Does Anybody Hear Me is next, and this gives us an instant burst of vocal power, gospel style, and you’re reminded that this is where the group’s huge appeal is – and understandably, this track is written by the group and producer Ivan Matias. It’s sung from the heart, and it’s a wonderful reminder of who En Vogue are.
The album closes with the funky guitar of I’ve Got Your Gun. A drum machine soon drops in alongside bass and handclaps. On face value, it’s a song about how En Vogue have acquired a firearm, but it is clearly a sexual innuendo when you hear the rest of the lyrics. It is simple and funky, and the sound is wonderfully crisp and perfectly performed.
Over all, this album is a pretty good example of 1990’s chart R&B.
There’s zero doubting of En Vogue’s ability, even when suddenly reduced by 1/3rd and hastily having to re-record tracks after the late departure of Dawn Robinson just months before this album was released.
The album, weighing in at 13 tracks feels a little long, and some tracks are just on the ‘ok’ side of good – including the very reminiscent Damn I Wanna Be Your Lover, which feels like a bargain cover version on the right side of a copyright ruling. Right Direction and Eyes Of A Child both feel like they should have been for someone else, and don’t particularly play to the group’s strengths, and the shorter album would have been a more comfortable listen.
Whatever and Don’t Let Go (Love) are truly the big hitters here, and rightly saw chart success in the UK, but others like Let It Flow, Love Makes You Do Things, What A Difference A Day Makes, and I’ve Got Your Gun are all worthy too, and could easily have been great candidates for a single.
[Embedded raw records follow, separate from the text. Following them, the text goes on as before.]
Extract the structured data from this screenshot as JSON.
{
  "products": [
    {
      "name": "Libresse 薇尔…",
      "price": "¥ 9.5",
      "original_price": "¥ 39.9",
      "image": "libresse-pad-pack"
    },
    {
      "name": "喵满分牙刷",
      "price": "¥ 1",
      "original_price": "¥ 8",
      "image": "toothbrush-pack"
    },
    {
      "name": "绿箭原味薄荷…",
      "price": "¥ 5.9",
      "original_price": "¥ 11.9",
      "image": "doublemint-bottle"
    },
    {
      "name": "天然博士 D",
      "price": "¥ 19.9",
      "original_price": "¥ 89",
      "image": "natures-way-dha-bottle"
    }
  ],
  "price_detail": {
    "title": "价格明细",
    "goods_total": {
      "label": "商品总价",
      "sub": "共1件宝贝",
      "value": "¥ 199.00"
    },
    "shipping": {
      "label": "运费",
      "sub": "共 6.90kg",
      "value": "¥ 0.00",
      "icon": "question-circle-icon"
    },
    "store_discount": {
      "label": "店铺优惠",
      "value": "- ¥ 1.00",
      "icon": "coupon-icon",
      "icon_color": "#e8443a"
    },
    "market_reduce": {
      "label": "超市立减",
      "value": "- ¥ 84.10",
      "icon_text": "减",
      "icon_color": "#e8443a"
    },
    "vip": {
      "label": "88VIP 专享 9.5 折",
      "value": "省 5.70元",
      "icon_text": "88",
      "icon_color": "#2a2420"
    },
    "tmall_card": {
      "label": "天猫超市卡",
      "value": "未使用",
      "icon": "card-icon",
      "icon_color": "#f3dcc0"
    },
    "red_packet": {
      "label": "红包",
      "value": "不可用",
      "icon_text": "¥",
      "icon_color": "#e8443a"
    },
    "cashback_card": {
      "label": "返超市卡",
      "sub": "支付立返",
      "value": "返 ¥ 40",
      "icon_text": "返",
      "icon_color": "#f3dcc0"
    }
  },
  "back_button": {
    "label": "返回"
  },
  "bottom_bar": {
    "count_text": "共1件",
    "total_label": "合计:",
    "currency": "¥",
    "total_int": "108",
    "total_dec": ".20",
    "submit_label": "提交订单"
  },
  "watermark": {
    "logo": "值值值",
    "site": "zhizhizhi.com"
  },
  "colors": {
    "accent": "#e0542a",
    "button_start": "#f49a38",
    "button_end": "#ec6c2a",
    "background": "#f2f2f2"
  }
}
They might have been reduced in members, but they’re still able to deliver a perfectly enjoyable record, but with the UK well and truly fixated with homegrown three-piece group Eternal, they’re being given a run for their money.